■ Directions for this task: Give back the data in full, with every line exact.

Entries from a dataset of interfaces:
= = =

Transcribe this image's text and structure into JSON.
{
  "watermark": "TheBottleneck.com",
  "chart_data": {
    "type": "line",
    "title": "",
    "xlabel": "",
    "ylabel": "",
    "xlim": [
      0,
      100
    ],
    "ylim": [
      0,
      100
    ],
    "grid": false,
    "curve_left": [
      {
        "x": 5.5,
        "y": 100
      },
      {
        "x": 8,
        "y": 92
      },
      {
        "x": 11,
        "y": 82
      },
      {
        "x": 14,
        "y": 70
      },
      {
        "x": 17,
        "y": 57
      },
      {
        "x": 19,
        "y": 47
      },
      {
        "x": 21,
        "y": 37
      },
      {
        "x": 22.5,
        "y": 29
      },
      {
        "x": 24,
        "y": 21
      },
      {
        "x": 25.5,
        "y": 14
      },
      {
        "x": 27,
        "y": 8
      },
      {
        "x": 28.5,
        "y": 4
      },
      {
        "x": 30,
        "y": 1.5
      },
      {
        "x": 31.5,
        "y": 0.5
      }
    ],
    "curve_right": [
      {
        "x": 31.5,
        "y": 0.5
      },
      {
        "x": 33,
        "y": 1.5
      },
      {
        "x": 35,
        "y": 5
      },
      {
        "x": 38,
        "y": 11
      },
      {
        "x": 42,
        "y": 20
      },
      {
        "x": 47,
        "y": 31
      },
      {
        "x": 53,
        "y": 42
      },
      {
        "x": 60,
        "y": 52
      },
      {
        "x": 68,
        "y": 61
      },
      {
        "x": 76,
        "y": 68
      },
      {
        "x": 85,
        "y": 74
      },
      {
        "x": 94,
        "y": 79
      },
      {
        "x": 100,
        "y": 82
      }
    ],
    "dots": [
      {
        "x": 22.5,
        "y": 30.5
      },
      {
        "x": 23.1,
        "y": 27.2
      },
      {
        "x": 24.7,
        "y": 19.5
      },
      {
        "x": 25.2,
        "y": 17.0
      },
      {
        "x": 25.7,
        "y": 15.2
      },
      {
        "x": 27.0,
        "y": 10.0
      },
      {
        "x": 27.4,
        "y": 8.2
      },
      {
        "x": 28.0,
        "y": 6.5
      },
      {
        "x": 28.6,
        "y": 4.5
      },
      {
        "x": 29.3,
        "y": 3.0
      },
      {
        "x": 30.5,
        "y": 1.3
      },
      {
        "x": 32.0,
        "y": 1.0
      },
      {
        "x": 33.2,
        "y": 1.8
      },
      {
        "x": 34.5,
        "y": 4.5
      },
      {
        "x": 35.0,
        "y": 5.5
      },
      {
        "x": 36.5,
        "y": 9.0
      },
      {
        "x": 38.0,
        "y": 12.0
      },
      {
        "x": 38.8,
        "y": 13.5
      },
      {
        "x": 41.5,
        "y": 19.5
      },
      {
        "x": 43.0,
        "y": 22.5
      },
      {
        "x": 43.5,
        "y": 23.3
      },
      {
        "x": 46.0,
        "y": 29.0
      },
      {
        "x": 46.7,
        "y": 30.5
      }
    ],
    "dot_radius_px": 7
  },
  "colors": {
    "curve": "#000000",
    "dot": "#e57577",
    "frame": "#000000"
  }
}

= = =

■ Exercise solution:
Transcribe this image's text and structure into JSON.
{
  "watermark": "TheBottleneck.com",
  "chart_data": {
    "type": "line",
    "title": "",
    "xlabel": "",
    "ylabel": "",
    "xlim": [
      0,
      100
    ],
    "ylim": [
      0,
      100
    ],
    "grid": false,
    "curve_left": [
      {
        "x": 5.5,
        "y": 100
      },
      {
        "x": 8,
        "y": 92
      },
      {
        "x": 11,
        "y": 82
      },
      {
        "x": 14,
        "y": 70
      },
      {
        "x": 17,
        "y": 57
      },
      {
        "x": 19,
        "y": 47
      },
      {
        "x": 21,
        "y": 37
      },
      {
        "x": 22.5,
        "y": 29
      },
      {
        "x": 24,
        "y": 21
      },
      {
        "x": 25.5,
        "y": 14
      },
      {
        "x": 27,
        "y": 8
      },
      {
        "x": 28.5,
        "y": 4
      },
      {
        "x": 30,
        "y": 1.5
      },
      {
        "x": 31.5,
        "y": 0.5
      }
    ],
    "curve_right": [
      {
        "x": 31.5,
        "y": 0.5
      },
      {
        "x": 33,
        "y": 1.5
      },
      {
        "x": 35,
        "y": 5
      },
      {
        "x": 38,
        "y": 11
      },
      {
        "x": 42,
        "y": 20
      },
      {
        "x": 47,
        "y": 31
      },
      {
        "x": 53,
        "y": 42
      },
      {
        "x": 60,
        "y": 52
      },
      {
        "x": 68,
        "y": 61
      },
      {
        "x": 76,
        "y": 68
      },
      {
        "x": 85,
        "y": 74
      },
      {
        "x": 94,
        "y": 79
      },
      {
        "x": 100,
        "y": 82
      }
    ],
    "dots": [
      {
        "x": 22.5,
        "y": 30.5
      },
      {
        "x": 23.1,
        "y": 27.2
      },
      {
        "x": 24.7,
        "y": 19.5
      },
      {
        "x": 25.2,
        "y": 17.0
      },
      {
        "x": 25.7,
        "y": 15.2
      },
      {
        "x": 27.0,
        "y": 10.0
      },
      {
        "x": 27.4,
        "y": 8.2
      },
      {
        "x": 28.0,
        "y": 6.5
      },
      {
        "x": 28.6,
        "y": 4.5
      },
      {
        "x": 29.3,
        "y": 3.0
      },
      {
        "x": 30.5,
        "y": 1.3
      },
      {
        "x": 32.0,
        "y": 1.0
      },
      {
        "x": 33.2,
        "y": 1.8
      },
      {
        "x": 34.5,
        "y": 4.5
      },
      {
        "x": 35.0,
        "y": 5.5
      },
      {
        "x": 36.5,
        "y": 9.0
      },
      {
        "x": 38.0,
        "y": 12.0
      },
      {
        "x": 38.8,
        "y": 13.5
      },
      {
        "x": 41.5,
        "y": 19.5
      },
      {
        "x": 43.0,
        "y": 22.5
      },
      {
        "x": 43.5,
        "y": 23.3
      },
      {
        "x": 46.0,
        "y": 29.0
      },
      {
        "x": 46.7,
        "y": 30.5
      }
    ],
    "dot_radius_px": 7
  },
  "colors": {
    "curve": "#000000",
    "dot": "#e57577",
    "frame": "#000000"
  }
}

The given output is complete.